“Volvo 850, S70, V70, C70 & V70-XC Forum (1992-2000)
I just can't take it anymore. I have been a member of this forum for a while and everytime the topic of a timing belt comes up, the ususal suspects proclaim that a broken belt means the end of an engine or the head is "destroyed" and requires purchasing a new or rebuilt head.
While a broken timing belt is bad and costs a lot more money than it would have cost to maintain the belt, it is by no means, a catastrophe or the end of the engine.
The only thing that happens when a timing belt breaks is a few valves get bent. This is not that big a deal! The valves for this car are relatively cheap at $10-15 a piece. In 1992 I bought a 1987 Porsche 928S which was a 32 valve V8 that had a broken belt. The intake valves were $48 each and the exhaust valves were $76 each and the headgasket set was $315 per bank. Now that was a catastrophe! Only one intake valve was unbent.

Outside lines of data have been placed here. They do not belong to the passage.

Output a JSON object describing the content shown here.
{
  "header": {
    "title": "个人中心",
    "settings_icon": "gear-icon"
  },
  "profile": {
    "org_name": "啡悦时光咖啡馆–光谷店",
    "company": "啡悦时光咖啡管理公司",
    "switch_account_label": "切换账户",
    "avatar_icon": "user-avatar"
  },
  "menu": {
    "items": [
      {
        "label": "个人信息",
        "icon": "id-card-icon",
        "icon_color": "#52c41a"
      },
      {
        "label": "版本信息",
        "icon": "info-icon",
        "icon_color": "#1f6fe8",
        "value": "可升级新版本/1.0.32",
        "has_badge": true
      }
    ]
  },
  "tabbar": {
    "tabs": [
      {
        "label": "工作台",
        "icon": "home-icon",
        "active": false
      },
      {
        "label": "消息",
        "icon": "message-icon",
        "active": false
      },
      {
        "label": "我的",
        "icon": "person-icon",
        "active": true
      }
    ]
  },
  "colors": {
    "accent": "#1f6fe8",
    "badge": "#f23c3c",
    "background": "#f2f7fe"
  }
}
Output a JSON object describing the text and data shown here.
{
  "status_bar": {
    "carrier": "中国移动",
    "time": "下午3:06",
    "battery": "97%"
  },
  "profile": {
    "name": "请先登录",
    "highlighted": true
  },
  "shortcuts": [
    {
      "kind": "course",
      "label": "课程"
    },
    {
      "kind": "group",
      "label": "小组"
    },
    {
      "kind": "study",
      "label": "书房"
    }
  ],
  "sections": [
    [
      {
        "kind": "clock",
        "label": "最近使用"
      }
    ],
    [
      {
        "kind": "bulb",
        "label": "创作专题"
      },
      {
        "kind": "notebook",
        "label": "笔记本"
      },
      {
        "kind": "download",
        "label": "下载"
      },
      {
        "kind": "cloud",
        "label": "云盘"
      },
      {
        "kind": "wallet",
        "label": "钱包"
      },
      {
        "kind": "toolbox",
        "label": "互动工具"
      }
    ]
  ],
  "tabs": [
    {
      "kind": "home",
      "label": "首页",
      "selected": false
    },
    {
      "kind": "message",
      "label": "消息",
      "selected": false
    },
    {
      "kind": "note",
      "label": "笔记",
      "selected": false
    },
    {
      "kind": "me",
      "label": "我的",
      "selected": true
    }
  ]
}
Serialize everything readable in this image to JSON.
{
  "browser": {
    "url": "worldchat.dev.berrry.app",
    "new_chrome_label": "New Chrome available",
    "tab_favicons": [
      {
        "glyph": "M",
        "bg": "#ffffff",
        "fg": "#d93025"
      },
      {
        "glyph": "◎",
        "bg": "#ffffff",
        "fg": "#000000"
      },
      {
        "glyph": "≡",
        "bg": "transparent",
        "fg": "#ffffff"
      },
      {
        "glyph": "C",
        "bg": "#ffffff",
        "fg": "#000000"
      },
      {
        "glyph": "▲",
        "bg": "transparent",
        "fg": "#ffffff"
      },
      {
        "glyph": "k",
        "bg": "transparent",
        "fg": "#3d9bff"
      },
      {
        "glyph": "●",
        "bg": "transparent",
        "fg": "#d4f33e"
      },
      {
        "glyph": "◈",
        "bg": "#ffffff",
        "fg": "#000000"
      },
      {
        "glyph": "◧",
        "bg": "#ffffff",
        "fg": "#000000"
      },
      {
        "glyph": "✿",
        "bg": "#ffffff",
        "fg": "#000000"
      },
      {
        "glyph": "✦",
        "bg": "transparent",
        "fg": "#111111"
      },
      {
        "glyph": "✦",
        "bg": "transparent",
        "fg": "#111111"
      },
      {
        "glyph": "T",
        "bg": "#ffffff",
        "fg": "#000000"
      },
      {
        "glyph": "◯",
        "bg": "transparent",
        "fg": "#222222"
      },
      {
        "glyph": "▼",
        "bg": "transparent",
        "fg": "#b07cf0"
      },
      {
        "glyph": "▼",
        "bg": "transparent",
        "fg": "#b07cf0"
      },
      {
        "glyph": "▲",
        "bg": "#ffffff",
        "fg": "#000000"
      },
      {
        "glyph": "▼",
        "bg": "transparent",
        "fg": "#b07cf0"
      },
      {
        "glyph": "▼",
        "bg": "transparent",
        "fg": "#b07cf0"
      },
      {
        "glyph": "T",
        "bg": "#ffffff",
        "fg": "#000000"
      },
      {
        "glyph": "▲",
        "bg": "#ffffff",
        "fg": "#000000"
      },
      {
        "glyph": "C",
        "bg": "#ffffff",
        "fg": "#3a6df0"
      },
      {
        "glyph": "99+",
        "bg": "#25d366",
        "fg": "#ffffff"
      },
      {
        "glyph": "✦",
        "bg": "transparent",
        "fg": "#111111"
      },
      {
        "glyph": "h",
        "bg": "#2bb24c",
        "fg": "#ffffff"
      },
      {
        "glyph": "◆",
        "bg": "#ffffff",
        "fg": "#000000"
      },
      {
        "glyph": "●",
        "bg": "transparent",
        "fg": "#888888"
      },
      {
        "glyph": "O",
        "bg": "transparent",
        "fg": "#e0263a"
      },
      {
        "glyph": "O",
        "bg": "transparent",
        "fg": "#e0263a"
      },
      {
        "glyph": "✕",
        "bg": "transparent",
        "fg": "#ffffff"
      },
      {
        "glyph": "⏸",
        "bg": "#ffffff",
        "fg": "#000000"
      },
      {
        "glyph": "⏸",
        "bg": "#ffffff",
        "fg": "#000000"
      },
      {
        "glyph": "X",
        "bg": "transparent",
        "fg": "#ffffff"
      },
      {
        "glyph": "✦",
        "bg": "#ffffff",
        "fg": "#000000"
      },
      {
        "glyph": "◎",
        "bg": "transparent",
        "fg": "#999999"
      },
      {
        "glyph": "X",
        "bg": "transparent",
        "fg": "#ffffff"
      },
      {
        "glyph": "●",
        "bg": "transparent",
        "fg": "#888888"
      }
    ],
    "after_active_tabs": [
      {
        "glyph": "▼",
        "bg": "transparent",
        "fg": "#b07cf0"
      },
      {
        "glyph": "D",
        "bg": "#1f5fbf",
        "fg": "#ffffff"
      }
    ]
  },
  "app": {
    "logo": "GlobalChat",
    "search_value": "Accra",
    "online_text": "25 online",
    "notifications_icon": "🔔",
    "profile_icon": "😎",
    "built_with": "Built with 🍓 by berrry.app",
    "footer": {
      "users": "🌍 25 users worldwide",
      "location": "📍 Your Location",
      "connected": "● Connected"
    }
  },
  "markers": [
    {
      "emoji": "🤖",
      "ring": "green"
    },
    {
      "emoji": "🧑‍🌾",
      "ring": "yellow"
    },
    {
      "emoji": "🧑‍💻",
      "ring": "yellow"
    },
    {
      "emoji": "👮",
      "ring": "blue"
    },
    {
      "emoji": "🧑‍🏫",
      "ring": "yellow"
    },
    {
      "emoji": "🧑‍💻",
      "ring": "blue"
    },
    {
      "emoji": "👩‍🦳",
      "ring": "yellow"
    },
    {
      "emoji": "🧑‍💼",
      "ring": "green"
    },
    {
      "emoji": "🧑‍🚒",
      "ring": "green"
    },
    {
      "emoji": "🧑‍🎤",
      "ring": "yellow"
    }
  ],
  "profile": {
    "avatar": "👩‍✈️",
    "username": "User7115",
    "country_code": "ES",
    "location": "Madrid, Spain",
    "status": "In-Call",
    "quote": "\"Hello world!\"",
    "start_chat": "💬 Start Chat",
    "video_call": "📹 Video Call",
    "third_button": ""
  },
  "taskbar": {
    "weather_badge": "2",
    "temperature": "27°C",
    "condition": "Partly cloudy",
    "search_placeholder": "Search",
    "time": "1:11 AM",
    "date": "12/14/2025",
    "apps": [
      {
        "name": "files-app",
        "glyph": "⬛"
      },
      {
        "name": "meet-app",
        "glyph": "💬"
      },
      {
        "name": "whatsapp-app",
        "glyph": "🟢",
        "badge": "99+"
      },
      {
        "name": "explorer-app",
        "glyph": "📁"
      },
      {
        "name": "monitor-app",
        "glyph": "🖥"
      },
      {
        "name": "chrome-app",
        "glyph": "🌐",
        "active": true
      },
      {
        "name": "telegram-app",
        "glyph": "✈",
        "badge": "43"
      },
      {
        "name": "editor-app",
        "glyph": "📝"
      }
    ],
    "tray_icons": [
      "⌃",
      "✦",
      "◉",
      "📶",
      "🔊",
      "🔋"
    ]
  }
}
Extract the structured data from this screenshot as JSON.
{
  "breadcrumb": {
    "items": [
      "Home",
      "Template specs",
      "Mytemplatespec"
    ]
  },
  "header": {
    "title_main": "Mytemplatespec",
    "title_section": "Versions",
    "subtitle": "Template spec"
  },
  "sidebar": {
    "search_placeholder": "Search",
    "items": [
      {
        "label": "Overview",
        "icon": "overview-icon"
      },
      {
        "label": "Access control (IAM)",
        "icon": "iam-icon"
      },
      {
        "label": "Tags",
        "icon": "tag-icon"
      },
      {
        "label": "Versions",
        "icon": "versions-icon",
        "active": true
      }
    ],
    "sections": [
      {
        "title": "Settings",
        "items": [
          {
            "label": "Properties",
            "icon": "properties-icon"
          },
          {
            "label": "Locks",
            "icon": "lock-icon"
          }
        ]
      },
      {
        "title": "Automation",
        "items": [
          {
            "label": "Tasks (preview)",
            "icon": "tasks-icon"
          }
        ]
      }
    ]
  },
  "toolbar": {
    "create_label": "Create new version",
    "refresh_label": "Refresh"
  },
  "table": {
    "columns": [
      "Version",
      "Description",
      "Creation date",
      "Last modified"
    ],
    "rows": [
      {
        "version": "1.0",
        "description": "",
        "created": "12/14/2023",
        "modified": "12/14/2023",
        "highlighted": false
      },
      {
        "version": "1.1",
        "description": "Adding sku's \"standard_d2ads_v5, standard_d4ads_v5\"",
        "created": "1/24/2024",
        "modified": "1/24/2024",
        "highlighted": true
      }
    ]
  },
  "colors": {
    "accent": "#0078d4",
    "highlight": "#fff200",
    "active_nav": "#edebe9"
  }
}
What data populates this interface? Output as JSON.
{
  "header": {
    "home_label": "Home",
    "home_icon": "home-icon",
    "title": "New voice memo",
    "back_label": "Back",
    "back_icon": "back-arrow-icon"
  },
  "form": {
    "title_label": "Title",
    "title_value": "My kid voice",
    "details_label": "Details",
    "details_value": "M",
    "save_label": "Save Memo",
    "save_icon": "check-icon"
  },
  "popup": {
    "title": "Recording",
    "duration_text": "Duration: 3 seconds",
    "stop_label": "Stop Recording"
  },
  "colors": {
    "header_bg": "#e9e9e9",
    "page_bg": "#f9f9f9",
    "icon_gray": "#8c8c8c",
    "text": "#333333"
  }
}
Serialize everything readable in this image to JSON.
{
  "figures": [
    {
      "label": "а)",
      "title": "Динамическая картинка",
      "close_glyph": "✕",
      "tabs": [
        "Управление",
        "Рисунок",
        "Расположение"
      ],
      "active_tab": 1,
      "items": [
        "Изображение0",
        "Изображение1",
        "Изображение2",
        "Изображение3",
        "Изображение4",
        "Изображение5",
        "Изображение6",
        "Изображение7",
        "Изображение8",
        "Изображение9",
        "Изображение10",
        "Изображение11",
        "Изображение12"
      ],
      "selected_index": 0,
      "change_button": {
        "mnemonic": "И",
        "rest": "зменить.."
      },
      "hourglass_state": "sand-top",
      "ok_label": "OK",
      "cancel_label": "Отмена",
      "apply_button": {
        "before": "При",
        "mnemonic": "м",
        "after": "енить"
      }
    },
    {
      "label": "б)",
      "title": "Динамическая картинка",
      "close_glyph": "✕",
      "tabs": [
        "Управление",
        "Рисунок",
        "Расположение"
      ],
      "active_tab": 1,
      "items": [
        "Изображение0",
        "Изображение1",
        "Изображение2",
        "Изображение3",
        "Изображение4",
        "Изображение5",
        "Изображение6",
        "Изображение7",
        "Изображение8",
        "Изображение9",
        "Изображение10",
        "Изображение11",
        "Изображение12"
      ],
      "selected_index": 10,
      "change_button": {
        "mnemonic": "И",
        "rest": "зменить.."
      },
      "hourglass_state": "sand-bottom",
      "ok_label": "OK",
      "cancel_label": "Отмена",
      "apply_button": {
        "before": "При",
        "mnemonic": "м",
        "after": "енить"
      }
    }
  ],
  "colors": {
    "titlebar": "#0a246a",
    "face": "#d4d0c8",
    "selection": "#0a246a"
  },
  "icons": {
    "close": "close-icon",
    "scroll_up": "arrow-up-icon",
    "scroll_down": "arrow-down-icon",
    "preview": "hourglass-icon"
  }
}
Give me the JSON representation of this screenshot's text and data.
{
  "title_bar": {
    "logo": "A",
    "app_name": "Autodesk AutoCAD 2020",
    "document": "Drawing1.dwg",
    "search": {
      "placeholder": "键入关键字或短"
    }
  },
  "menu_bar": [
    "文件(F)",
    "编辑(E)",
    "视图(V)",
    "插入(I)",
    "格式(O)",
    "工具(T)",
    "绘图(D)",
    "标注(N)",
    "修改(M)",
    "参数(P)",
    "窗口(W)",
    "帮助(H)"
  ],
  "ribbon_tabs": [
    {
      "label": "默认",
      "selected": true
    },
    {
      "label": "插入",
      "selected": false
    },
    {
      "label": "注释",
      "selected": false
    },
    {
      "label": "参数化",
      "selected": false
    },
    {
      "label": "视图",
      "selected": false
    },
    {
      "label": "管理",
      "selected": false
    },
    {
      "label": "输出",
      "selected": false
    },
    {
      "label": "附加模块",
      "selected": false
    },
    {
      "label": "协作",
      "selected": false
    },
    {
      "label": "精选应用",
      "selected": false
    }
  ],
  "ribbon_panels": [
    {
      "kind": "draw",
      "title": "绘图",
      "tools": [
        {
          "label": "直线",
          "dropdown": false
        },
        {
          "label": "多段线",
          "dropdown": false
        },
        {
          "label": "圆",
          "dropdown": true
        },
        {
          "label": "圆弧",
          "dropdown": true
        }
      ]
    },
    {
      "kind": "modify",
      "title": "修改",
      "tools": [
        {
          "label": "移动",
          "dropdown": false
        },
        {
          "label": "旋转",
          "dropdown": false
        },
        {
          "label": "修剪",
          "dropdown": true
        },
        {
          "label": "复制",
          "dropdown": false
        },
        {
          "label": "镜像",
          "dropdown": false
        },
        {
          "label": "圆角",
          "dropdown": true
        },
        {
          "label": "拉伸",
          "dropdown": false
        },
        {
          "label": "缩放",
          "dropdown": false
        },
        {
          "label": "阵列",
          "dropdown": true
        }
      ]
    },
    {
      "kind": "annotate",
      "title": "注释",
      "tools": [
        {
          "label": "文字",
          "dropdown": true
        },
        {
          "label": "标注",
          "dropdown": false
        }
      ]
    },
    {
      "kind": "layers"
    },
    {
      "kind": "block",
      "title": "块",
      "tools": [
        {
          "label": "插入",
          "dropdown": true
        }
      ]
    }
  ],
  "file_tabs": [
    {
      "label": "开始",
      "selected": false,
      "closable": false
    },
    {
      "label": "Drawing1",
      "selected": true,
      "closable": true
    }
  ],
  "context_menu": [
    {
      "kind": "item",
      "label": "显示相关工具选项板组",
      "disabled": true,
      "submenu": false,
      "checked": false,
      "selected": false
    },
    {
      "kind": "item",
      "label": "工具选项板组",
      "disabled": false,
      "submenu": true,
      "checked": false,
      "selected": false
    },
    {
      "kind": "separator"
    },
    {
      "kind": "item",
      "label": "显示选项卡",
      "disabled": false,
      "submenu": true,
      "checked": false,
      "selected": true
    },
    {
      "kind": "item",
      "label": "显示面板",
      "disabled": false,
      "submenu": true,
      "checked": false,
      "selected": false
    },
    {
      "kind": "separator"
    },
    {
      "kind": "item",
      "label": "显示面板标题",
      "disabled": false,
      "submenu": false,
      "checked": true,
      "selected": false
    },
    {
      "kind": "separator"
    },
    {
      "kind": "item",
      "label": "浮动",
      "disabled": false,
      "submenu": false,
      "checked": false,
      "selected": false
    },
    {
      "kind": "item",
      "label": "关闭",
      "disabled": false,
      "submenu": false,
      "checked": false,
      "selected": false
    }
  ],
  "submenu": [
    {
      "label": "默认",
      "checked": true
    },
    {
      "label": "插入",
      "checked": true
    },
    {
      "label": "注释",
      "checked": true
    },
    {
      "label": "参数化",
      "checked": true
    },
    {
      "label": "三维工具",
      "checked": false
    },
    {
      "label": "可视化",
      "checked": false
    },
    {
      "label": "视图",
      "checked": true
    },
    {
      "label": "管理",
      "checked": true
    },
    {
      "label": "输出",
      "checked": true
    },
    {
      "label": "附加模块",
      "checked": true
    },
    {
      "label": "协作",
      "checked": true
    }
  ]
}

I had to buy the other 31 valves.
All that is required is a valve spring compressor and a piece of 1/2in pvc pipe with a slot cut out to reach into and get the valve locks out. Put in the new valves, re-lap the valves with a drill or a grinding stick with suction cup and fine grinding material.
For those who might think that there are special procedures or something different because this car is a Volvo, think again, there is nothing different or difficult. Because of the automatic tensioner, it is actually one of the easiest engines to put a belt on. The Porsche 928S-S4 , GTS and 944/944Turbo are the most difficult which requires the use of a special belt tensioning tool(p9201). The Porsche 928's are so critical to have the timing belt at a particular tension that they are one of the only cars that have a timing belt tension light on the instrument cluster.
The Volvo engine is as simple as a Toyota or Nissan and is nothing to marvel at or be afraid of.”